**Your assignment:** Copy every line of the data in which the word "name" occurs.

**Entries provided:**
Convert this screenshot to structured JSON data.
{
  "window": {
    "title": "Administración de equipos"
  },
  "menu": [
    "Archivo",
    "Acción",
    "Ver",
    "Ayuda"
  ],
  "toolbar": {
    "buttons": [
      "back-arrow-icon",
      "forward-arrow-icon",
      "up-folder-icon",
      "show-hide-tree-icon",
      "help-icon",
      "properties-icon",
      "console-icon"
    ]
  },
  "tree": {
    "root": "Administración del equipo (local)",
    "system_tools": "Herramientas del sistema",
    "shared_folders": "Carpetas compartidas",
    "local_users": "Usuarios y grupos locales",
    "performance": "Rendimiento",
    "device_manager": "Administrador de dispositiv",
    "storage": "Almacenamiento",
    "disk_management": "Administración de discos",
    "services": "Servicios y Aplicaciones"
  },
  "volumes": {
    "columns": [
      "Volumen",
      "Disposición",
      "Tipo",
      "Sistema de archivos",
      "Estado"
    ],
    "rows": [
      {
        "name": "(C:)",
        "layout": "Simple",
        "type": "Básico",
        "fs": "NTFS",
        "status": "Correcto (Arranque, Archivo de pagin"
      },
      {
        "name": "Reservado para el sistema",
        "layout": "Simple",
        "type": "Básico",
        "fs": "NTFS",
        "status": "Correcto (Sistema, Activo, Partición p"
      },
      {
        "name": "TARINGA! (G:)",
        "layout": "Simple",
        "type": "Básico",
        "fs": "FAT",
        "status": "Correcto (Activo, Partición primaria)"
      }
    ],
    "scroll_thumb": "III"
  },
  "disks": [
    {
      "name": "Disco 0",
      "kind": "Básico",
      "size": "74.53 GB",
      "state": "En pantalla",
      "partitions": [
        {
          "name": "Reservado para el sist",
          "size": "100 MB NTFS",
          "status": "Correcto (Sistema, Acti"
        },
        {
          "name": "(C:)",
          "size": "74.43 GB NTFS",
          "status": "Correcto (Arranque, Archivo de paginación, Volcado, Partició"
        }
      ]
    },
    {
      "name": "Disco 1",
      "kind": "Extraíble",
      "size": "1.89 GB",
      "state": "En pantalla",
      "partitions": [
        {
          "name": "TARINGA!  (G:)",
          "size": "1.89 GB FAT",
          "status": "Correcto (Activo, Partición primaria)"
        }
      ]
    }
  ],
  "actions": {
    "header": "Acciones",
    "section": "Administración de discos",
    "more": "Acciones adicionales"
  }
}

**Solution for this task:**
        "name": "(C:)",
        "name": "Reservado para el sistema",
        "name": "TARINGA! (G:)",
      "name": "Disco 0",
          "name": "Reservado para el sist",
          "name": "(C:)",
      "name": "Disco 1",
          "name": "TARINGA!  (G:)",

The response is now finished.